I'm talking about MANDATING access to Source Code. If you use a piece of software, then that should give you an *automatic* right to inspect and modify (but not necessarily distribute) its Source Code. That ESPECIALLY includes drivers for hardware (otherwise, manufacturers can pull various nasty stunts; like refusing to release drivers for older hardware under newer OSs, effectively making it unusable, or making mendacious yet unverifiable claims in respect of its capabilities).
Vendors may not like it, and will doubtless whinge; but they will just have to deal with it or get out of the market. As a tactic for preventing piracy, withholding Source Code from paying customers has been a spectacular failure. Most, if not all, malware is the direct result of "collateral damage" arising from this obnoxious practice. (Witness the turnaround time between initial discovery of a security flaw in an Open Source application and the availability of a patch -- often developed independently of the original author -- versus the patch turnaround time for Closed Source software.)
Whatever you may think of the Open Source community, at least we aren't the ones who consistently piss on your chips and tell you it's vinegar.
"So what happens if someone deletes your visible folder ? I'll tell u what happens, the owner of the finger is screwed. "
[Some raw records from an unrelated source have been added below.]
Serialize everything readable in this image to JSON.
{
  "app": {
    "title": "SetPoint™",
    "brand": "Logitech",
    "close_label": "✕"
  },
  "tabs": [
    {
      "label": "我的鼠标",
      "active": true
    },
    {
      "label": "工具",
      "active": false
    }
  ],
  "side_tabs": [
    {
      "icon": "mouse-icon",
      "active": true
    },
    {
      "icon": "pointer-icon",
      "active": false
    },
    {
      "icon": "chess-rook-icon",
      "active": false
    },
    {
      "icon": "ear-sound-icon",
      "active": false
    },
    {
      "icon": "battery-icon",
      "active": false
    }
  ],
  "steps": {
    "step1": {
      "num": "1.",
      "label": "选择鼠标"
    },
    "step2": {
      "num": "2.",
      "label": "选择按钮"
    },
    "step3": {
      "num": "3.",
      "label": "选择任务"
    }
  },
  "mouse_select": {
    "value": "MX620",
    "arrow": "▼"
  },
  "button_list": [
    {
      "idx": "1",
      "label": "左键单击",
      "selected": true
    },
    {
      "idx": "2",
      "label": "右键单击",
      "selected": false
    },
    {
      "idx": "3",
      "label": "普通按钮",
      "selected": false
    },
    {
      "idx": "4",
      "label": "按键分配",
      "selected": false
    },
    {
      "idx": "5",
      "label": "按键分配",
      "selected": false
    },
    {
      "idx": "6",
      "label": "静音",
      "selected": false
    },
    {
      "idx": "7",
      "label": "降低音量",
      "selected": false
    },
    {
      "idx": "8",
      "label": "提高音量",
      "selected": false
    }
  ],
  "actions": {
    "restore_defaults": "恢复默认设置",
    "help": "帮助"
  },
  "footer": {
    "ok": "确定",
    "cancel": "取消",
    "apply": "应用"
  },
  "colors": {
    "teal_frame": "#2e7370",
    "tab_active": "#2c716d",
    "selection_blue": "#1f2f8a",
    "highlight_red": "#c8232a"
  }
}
A folder being visible does not mean that it can be deleted... And it being invisible (though I don't know how a folder can be kept hidden from the OS) does not mean that it cannot be.
If there is proper permission settings such that only an admin has access to the folder that is enough security. If you can tamper with it then you've already gained admin access. I really don't see how being invisible from the OS adds any security. Of course it will prevent the regular user from noticing it, but it sure wouldn't stop an experienced hacker which is precisely what it claims to do.
Sony would be a more rational company if it were split in two. Sony Hardware/SW is overprotective of Sony Media, with disasterous results.
For better security, get two fingerprint readers and a voice recognition system...
Hey Sony... ooVo "Ptbbbbbbtttt!"
You (sorry, u) are missing the point.
These directories are impossible to see, even if you are an administrator and using all of the forensic tools available to you. Your antivirus software cannot even detect that they are there. So if a virus or keylogger could take advantage of a flaw in the Sony software to install itself into the hidden directory, it cannot be detected. You would be blissfully unaware that something was recording all your keystrokes and sending them home to daddy when you log on to internet banking or use amazon or whatever.
As has been said, a better option would be encryption and access protection. It's easy enough to do and malware exploiting it would then be visible and the AV scanners can deal with it.
You've got a corporation that has clearly shown that it has less respect for its users than it does for other corporations, by illegally installing malware onto users' machines.
Two years later, you think they'll behave any differently? Why would they? They got their little fingers burned the last time, true. A human might have reconsidered his evil ways and given up on that course, or at least tried to avoid another public spanking. A corporation, though, has no shame, no conscience, and apparently a short memory. Perhaps, though, they got a competent programmer to create this rootkit - someone who has experience in creating malware.